On January 1, the complex web of quotas that has for 40 years regulated the world textile and apparel trade comes to an end. While consumers may welcome lower prices, the U.S. textile industry feels its future is threatened.

It's not only American producers who feel threatened. Industry experts say that as highly efficient China and India exert their power in the market, the first to suffer may be producers in Southeast Asia, Africa and Latin America.

But in the American textile producing states of North and South Carolina there is deep pessimism. Dozens of plants have closed in recent years and far more dislocation is anticipated. Jim Schollaert is a spokesman for the American textile industry. He says as many as two-thirds of the remaining U.S. textile jobs could be lost.

"Depending on how successful our efforts are in invoking some protection against predatory trade practices, we could lose as many as 500,000 jobs in short order, in the course of 2005," said Jim Schollaert.

U.S. textile producers are pushing the Bush administration to invoke a safeguard provision that would limit the growth of U.S. textile imports from China to 7.5 percent this year. Chinese textile sales in the United States rose more than 30 percent in 2004.

Mr. Schollaert is dismissive of recent Chinese promises to exercise restraint in textile exports.

"Even the Chinese admit that they [these new administrative measures] will not have much effect," he said. "We're talking about minuscule little export taxes which will be imposed totally under the control of the Chinese and, of course, any revenues they collect will go to the Chinese government."

Others are not as pessimistic about the future of the U.S. textile and apparel industry. They say that domestic producers benefit not only from a location adjacent to their market but also from modern plants that can quickly change output to suit market demands.

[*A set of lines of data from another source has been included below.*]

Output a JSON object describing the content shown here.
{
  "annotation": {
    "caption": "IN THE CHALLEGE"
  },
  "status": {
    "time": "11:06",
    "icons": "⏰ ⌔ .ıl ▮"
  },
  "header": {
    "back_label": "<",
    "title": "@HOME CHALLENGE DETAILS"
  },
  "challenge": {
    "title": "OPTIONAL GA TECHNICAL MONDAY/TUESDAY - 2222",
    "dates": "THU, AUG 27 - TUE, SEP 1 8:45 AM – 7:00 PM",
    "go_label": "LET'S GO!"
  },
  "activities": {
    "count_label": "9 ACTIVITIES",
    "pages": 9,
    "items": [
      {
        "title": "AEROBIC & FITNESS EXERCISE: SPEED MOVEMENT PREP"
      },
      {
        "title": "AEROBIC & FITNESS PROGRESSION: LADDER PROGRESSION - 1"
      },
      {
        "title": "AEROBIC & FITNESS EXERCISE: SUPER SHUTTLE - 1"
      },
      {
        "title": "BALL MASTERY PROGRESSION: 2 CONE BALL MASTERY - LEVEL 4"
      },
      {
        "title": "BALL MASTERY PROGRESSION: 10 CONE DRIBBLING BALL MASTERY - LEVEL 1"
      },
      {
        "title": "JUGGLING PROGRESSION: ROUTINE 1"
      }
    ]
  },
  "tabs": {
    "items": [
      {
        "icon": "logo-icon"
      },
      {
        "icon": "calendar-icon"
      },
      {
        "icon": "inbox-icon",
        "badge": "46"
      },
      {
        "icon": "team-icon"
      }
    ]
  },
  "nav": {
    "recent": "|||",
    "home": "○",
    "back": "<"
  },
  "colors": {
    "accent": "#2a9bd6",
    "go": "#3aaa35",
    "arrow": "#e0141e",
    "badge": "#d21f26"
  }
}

Experts do tend to agree that dramatic change in the global industry is unlikely to be apparent for another three to six months. Producers and importers, they say, are unlikely to make decisions that could create sudden dislocation.